Christmas is this Friday, and I am (almost) ready to give out gift cards. Some years ago, I lost the ability to plan for and purchase gifts. Earlier years of making lists and shopping seem so distant. Don’t pity me. If the gift of giving is gone, it’s gone. No need to apologize. Fewer gifts to receive, too, but that’s fine.
Blogging for several years now, I seem to have also used up my best stories, poems, and Christmas music. Here are links to three favorites: 2017 “Given”, “Christmas Favorites (While I Avoid Shopping)” 2018 “Luci’s Mary’s Song” Notice the shopping theme in the second.
This year has been hard, almost beginning to end and for the last nine months. Many have hopes it is ending with a good outlook for 2021. Still, so many restrictions rankle. Too many people catch and spread the virus, even with precautions. Maybe next year will be better. Maybe a meteor will strike.
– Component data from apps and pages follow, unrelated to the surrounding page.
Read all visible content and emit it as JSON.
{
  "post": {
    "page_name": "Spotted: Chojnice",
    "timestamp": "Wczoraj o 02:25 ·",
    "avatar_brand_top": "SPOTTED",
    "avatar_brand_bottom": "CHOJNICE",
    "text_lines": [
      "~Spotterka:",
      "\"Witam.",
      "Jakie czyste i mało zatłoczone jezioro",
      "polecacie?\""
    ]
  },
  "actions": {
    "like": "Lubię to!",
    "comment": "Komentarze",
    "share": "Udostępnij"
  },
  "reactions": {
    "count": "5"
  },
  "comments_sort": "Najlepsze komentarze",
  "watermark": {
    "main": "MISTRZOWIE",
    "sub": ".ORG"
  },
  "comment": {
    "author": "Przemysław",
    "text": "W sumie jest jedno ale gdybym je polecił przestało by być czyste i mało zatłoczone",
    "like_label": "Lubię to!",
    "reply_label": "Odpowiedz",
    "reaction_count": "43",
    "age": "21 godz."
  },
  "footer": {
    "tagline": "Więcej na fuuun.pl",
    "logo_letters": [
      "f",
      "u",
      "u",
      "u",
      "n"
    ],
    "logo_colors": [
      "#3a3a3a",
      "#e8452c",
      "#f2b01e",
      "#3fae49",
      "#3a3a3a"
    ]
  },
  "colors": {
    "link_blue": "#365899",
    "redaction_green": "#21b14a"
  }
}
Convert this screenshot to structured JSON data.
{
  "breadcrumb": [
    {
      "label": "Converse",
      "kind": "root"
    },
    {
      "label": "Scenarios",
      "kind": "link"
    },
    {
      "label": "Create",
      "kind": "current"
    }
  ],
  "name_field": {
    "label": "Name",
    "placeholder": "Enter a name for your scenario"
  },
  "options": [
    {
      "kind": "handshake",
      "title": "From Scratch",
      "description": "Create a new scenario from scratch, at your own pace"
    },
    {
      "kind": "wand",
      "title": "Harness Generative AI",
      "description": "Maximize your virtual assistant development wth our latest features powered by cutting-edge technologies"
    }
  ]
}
Away with such thoughts! Vaccine. Vaccine. Vaccine!
But needing something for today, I started thinking about a topic, the only necessity to begin. Which anagrams to “being,” of course. Another time maybe. At first I thought about a line from “O Little Town of Bethlehem”: “Above thy deep and dreamless sleep/The silent stars go by.” Evocative. Made into a movie based not on the carol but on Dante’s Inferno. A 1970s TV series. An album of some sort (looks grim). A puppy calming audio. Episodes of Dr. Who and The Last Post. I cannot get the connection. You can hear the traditional melody here, sung by Elvis Presley. The British version uses a different melody, here.
What about “Have Yourself a Merry Little Christmas”? Here’s Judy Garland singing it in the movie Meet Me in St. Louis. She had asked for a change in the original lyrics, finding them too depressing. The story is interesting, and I can see her point. Yikes: “Have yourself a merry little Christmas/It may be your last” and “From now on, we’ll have to muddle through somehow.” No, she isn’t dreaming of 2020. She’s just bemoaning a move to New York City. Singing to her little sister, though, the words were probably too depressing.
Finally, I decided on “I’ll Be Home for Christmas.” It’s also a decent reference to our current situation, with Dr. Fauci asking us to stay home. At a concert recently, the conductor said the words were written by someone in World War II longing for home. That’s not true, but perhaps I misheard. This is a story not the story in that it talks about an event that doesn’t seem to have anything to do with the real story, but this is the real one from the Library of Congress . Kim Gannon was the lyricist, with music by Walter Kent, copyrighted 1943. The recording earned Bing Crosby his 5th gold record.
The line “And presents on the tree” has always seemed odd to me, and sure enough, some artists sang it that way, but the closer to our day, the more I heard “by the tree” or “beneath the tree.” A few used “count of me” instead of “plan on me.” I can’t imagine anything more minor, but probably I listened to too many. Oddly, the song itself is really short—just 8 lines. You never know where fame and fortune will strike. Gannon and Walter Kent also wrote “The Lord Is Good to Me.” I grew up knowing it as the Johnny Appleseed song. Good grief. I should get on with my work, but the laundry is done, the floors mopped. Soup to make. All is well. The planets align tonight. Don’t miss it.
I’ll be home for Christmas
You can plan on me
Please have snow and mistletoe
And presents on the tree
Christmas Eve’ll find me
Where the love light gleams
I’ll be home for Christmas
If only in my dreams.
Apparently out of control very early Saturday morning, I listened to 17 versions of this little song when I realized the Library of Congress was right that “countless” recordings were available. And actually there were 18 if you include the COVID parody I left out for you to find on your own (Sara Bareilles, language). Choose an era or an artist. Have fun. Remember those who are missing either getting home or missing those who are there only in their dreams…
People I know but who were not my generation of singers:
Mostly my generation but very early:
Not my generation either, and I don’t really know anything about them:
I know who these are, and they are great: